Acorns to Oaks is a community group developed by the Jamul Indian Village focused on the prevention of teen pregnancy, alcohol and drug use, and to educate their young members on their heritage and culture. This group also serves as a volunteer group and they plan to continue to work with many local organizations.


Hundreds of Jobs Coming to East County

The emails keep pouring in about the jobs coming to East County! We look forward to meeting all of you and providing information on how to apply when the employment process begins later this year. In the interim, we’d like to share more about the variety of positions that will be offered at Hollywood Casino Jamul-San Diego.

This month’s e-newsletter highlights Accounting, Finance, Information Technology, and customer-facing Food and Beverage positions. View information about all types of jobs at: jamulindianvillage.com/careers

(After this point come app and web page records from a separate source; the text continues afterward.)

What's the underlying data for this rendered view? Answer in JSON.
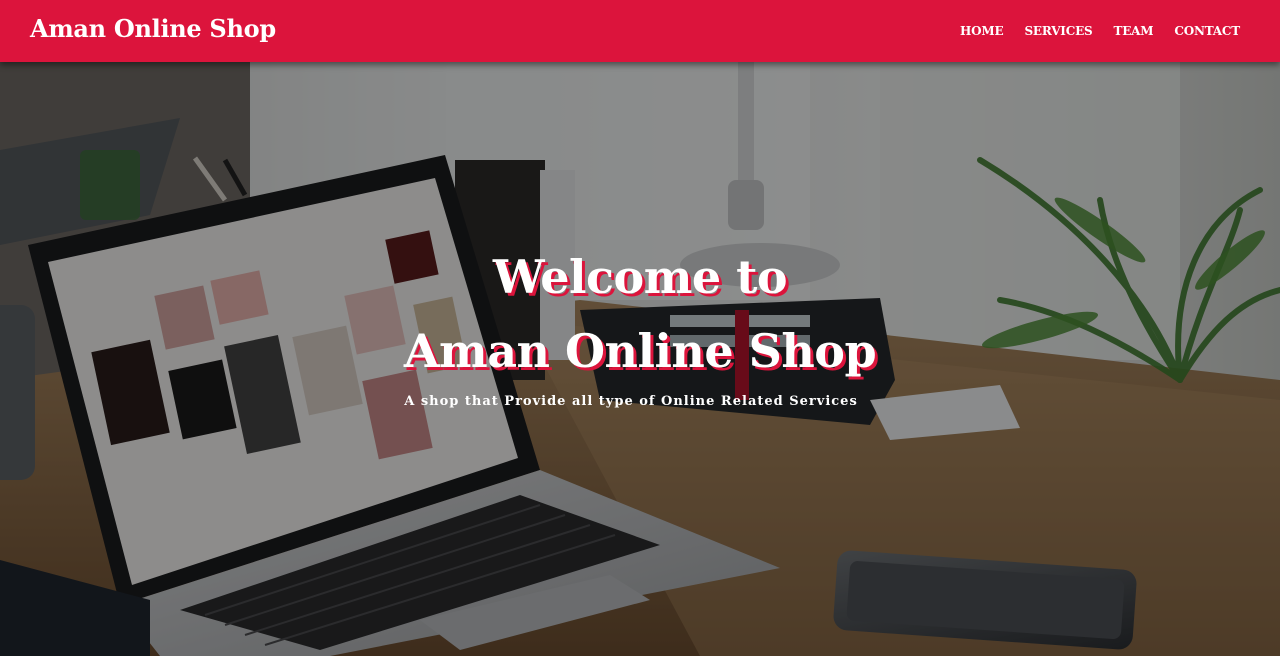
{
  "navbar": {
    "brand": "Aman Online Shop",
    "links": [
      {
        "label": "HOME"
      },
      {
        "label": "SERVICES"
      },
      {
        "label": "TEAM"
      },
      {
        "label": "CONTACT"
      }
    ],
    "background_color": "#dc143c"
  },
  "hero": {
    "heading_line1": "Welcome to",
    "heading_line2": "Aman Online Shop",
    "tagline": "A shop that Provide all type of Online Related Services",
    "text_shadow_color": "#dc143c",
    "background_image": "laptop-on-desk-photo"
  }
}
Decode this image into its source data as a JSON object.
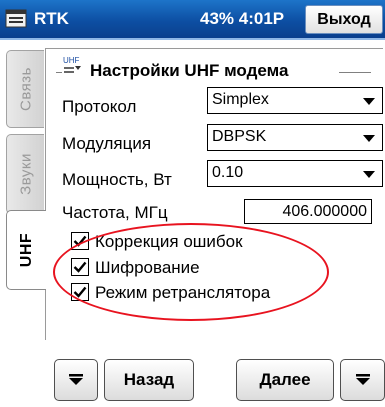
{
  "titlebar": {
    "app_title": "RTK",
    "status": "43% 4:01P",
    "exit_label": "Выход",
    "start_icon": "windows-start-icon"
  },
  "tabs": [
    {
      "label": "Связь",
      "active": false
    },
    {
      "label": "Звуки",
      "active": false
    },
    {
      "label": "UHF",
      "active": true
    }
  ],
  "section": {
    "title": "Настройки UHF модема",
    "icon": "uhf-icon",
    "icon_text": "UHF"
  },
  "fields": {
    "protocol_label": "Протокол",
    "protocol_value": "Simplex",
    "modulation_label": "Модуляция",
    "modulation_value": "DBPSK",
    "power_label": "Мощность, Вт",
    "power_value": "0.10",
    "frequency_label": "Частота, МГц",
    "frequency_value": "406.000000"
  },
  "checkboxes": [
    {
      "label": "Коррекция ошибок",
      "checked": true
    },
    {
      "label": "Шифрование",
      "checked": true
    },
    {
      "label": "Режим ретранслятора",
      "checked": true
    }
  ],
  "annotation": {
    "color": "#e8131f"
  },
  "toolbar": {
    "back_label": "Назад",
    "next_label": "Далее",
    "menu_left_icon": "triangle-down-icon",
    "menu_right_icon": "triangle-down-icon"
  },
  "colors": {
    "titlebar": "#0d4fa3",
    "titlebar_text": "#ffffff"
  }
}
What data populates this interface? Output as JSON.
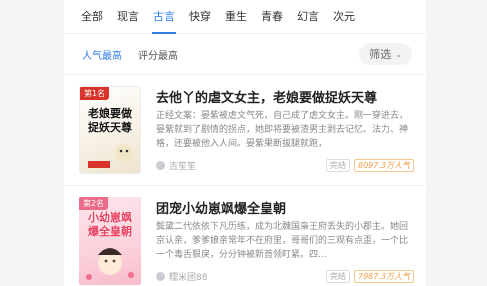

Food & Beverage (Front of House)

Contact Us

Thank you for your interest in the Jamul Indian Village. Please leave a message and we will contact you as soon as possible.